Natural gas emits roughly half the CO2 emissions of coal when burned in power plants. But gas infrastructure is also associated with emissions of the greenhouse gas methane.
When asked about its lobbying, BP said it strongly supported the EU’s climate goals. It added that natural gas was enabling the transition from coal.
However investors gave mixed responses when asked whether BP’s championing of gas was at odds with its pledge to support the Paris Agreement. As well as committing to bringing carbon emissions from the barrels it produces to net zero by 2050, the company has pledged to align its lobbying activities to support net-zero carbon policies.
Natasha Landell-Mills, head of stewardship at asset manager Sarasin and Partners, said BP’s lobbying raised questions about its commitments.
“If their capex (capital expenditure) was oriented towards full decarbonisation by 2050, then you’d naturally expect to see lobbying align with this goal. The fact it seems to be pushing the other way suggests a problem,” she added.
Others, though, pointed to the question of what aligning with the Paris Agreement means in practice.
“It’s not like a standard setter has said ‘here, exactly, is what Paris-aligned means, industry by industry’,” said John Streur, CEO at U.S. asset manager Calvert Research and Management.

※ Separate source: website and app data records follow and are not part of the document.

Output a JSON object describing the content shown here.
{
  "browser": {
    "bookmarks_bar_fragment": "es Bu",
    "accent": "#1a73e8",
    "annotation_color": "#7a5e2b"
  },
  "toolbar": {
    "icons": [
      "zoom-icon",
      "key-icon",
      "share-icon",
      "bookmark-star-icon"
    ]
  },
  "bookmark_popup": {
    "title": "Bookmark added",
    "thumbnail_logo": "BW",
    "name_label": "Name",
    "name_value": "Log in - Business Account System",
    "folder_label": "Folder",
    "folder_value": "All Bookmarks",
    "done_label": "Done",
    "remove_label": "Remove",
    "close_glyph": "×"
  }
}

Another institutional investor, speaking on condition of anonymity, said he did not see a problem with BP’s response and that there was no blueprint for what Paris-aligned means, adding however it was not a good time “to stick your head out”.
The European Commission had originally said gas plants must emit below 100g of carbon dioxide equivalent per kilowatt hour (CO2e/kWh) to be labelled green – a level even the use of CCS would make it tough to achieve, according to BP.

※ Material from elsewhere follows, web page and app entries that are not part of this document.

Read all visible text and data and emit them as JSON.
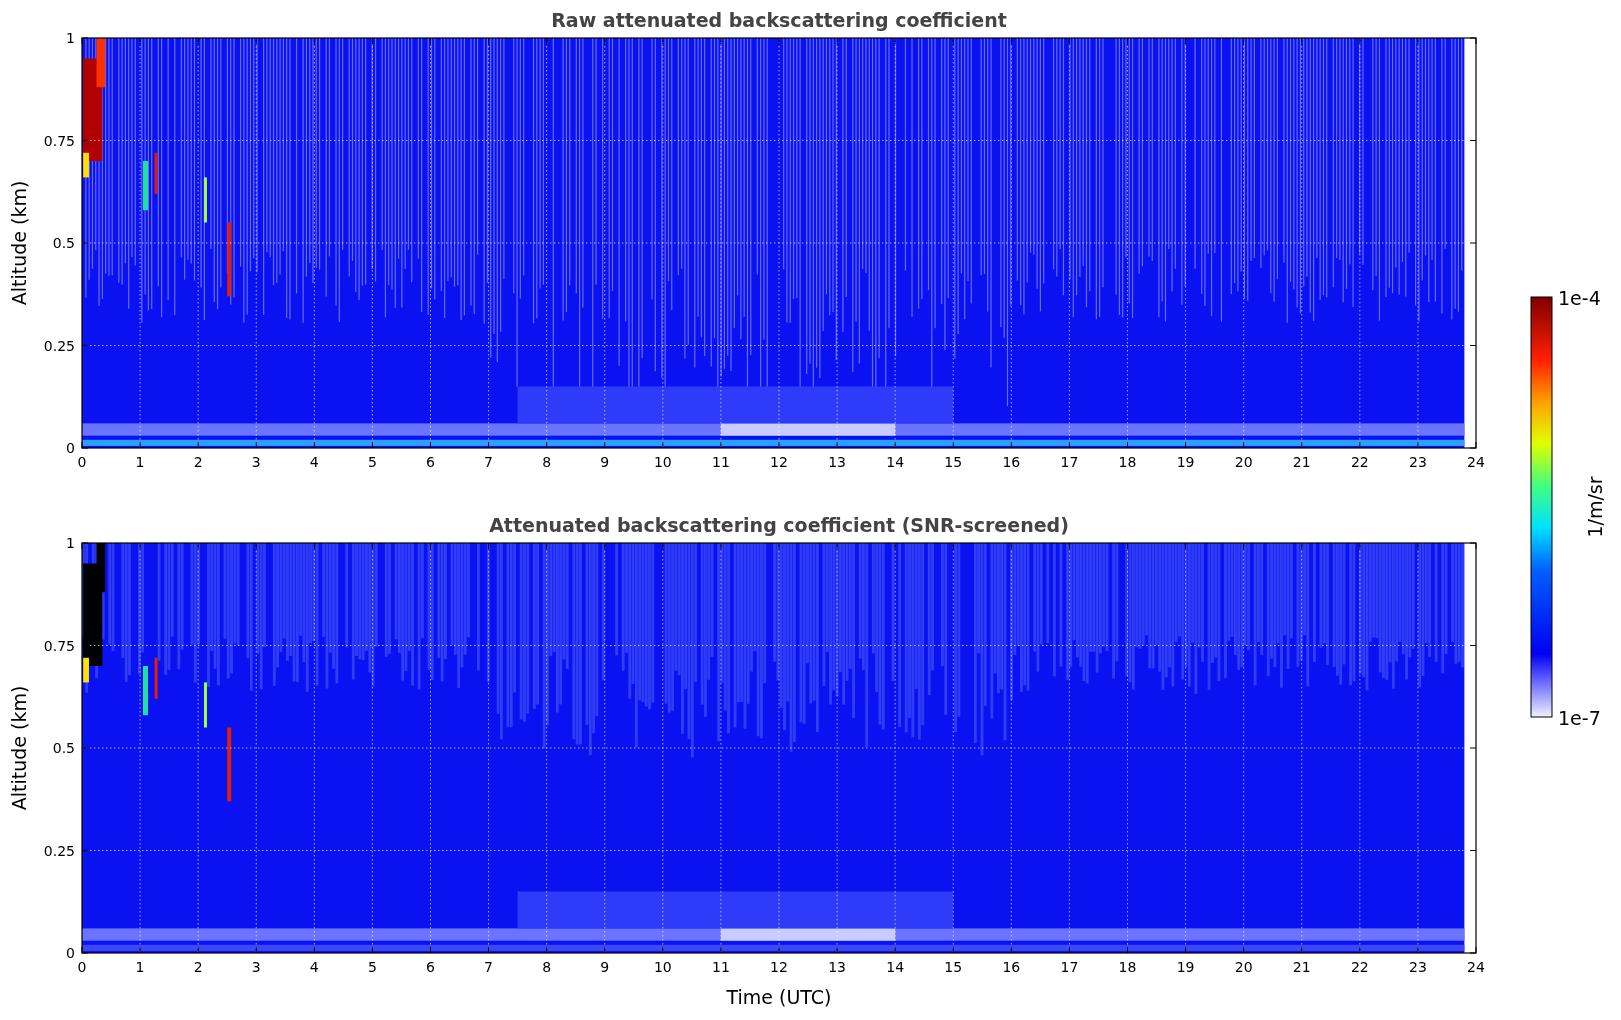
{
  "panels": [
    {
      "title": "Raw attenuated backscattering coefficient",
      "ylabel": "Altitude (km)",
      "yticks": [
        "1",
        "0.75",
        "0.5",
        "0.25",
        "0"
      ],
      "xticks": [
        "0",
        "1",
        "2",
        "3",
        "4",
        "5",
        "6",
        "7",
        "8",
        "9",
        "10",
        "11",
        "12",
        "13",
        "14",
        "15",
        "16",
        "17",
        "18",
        "19",
        "20",
        "21",
        "22",
        "23",
        "24"
      ]
    },
    {
      "title": "Attenuated backscattering coefficient (SNR-screened)",
      "ylabel": "Altitude (km)",
      "yticks": [
        "1",
        "0.75",
        "0.5",
        "0.25",
        "0"
      ],
      "xticks": [
        "0",
        "1",
        "2",
        "3",
        "4",
        "5",
        "6",
        "7",
        "8",
        "9",
        "10",
        "11",
        "12",
        "13",
        "14",
        "15",
        "16",
        "17",
        "18",
        "19",
        "20",
        "21",
        "22",
        "23",
        "24"
      ],
      "xlabel": "Time (UTC)"
    }
  ],
  "colorbar": {
    "label": "1/m/sr",
    "max": "1e-4",
    "min": "1e-7"
  }
}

In its December submission to the Commission, BP urged the EU to set a higher emissions limit to encourage power suppliers to shift more capacity to gas from coal plants.
“Natural gas should have a dedicated threshold, above the current 100g CO2e/kWh, to reflect its role to facilitate an affordable and fair energy transition by enabling a shift away from coal in power generation and heating, providing dispatchable power to complement renewables and offering an alternative fuel in transport,” it said.

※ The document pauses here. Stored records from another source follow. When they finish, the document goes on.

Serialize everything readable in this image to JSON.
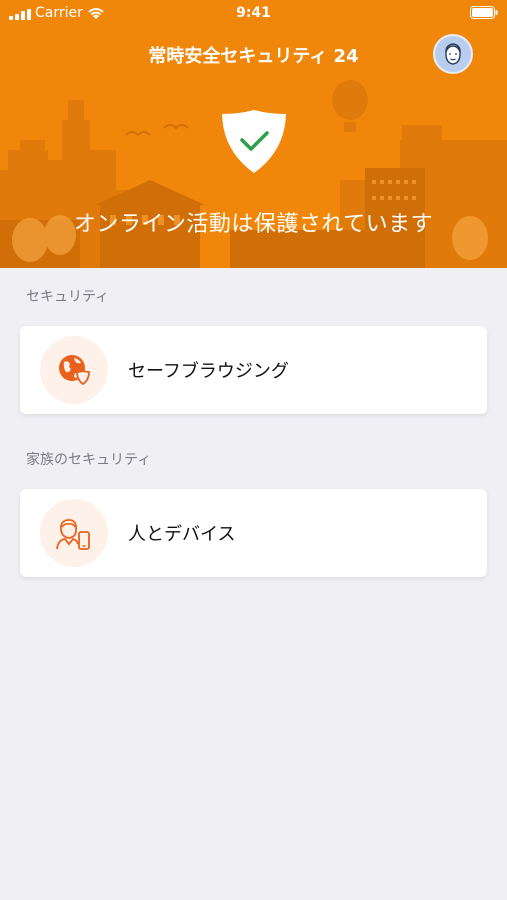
{
  "status_bar": {
    "carrier": "Carrier",
    "time": "9:41"
  },
  "header": {
    "title": "常時安全セキュリティ 24"
  },
  "hero": {
    "status_text": "オンライン活動は保護されています"
  },
  "sections": [
    {
      "label": "セキュリティ",
      "card_label": "セーフブラウジング",
      "icon": "globe-shield-icon"
    },
    {
      "label": "家族のセキュリティ",
      "card_label": "人とデバイス",
      "icon": "person-device-icon"
    }
  ],
  "colors": {
    "accent": "#f0870a",
    "background": "#efeff4",
    "icon_tint": "#e8621d",
    "check": "#2e9e4a"
  }
}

BP is far from alone in its support of gas.
At least nine EU countries, including Poland, Hungary and the Czech Republic, lobbied the Commission to label gas plants as sustainable, documents seen by Reuters showed. Other governments including Denmark, Spain and Ireland urged Brussels to exclude the fuel.
European oil and gas producer Eni criticised the 100 g/kWH threshold as too low in December, while a group including Total and Repsol signed an open letter from several energy firms in support of gas as a means to replace coal in the energy mix.
“Any tonne we don’t emit today is much more valuable in terms of avoiding global warming then a tonne that is with the best intention avoided in 2040,” said Mario Mehren, Chief Executive of Wintershall Dea, who signed that letter.
The Paris Agreement set a target to limit global warming to 2 degrees Celsius above pre-industrial levels, and aim for 1.5 degrees.
The EU aims to cut its net greenhouse gas emissions by 55% by 2030, from 1990 levels, and eliminate them by 2050.
The role of gas depends on factors such as what volume of emissions can be captured and stored in the future, and fixing methane leaks from gas infrastructure, said Joeri Rogelj, a lead author on Intergovernmental Panel on Climate Change (IPCC) reports and Director of Research at the Grantham Institute at Imperial College London.
“In that context, unabated gas, without carbon capture and storage, is not part of the key sustainable investments,” he added.
Sandrine Dixson-Declève, co-president of the Club of Rome think-tank and one of the EU’s expert advisers on the sustainable finance taxonomy, said the rules needed to reflect climate science.
“No one is denying that gas can help the transition, but that does not mean it is Paris Agreement compliant.”
(Reporting by Shadia Nasralla and Simon Jessop in London and Kate Abnett in Brussels; Editing by Simon Webb, Veronica Brown and Pravin Char)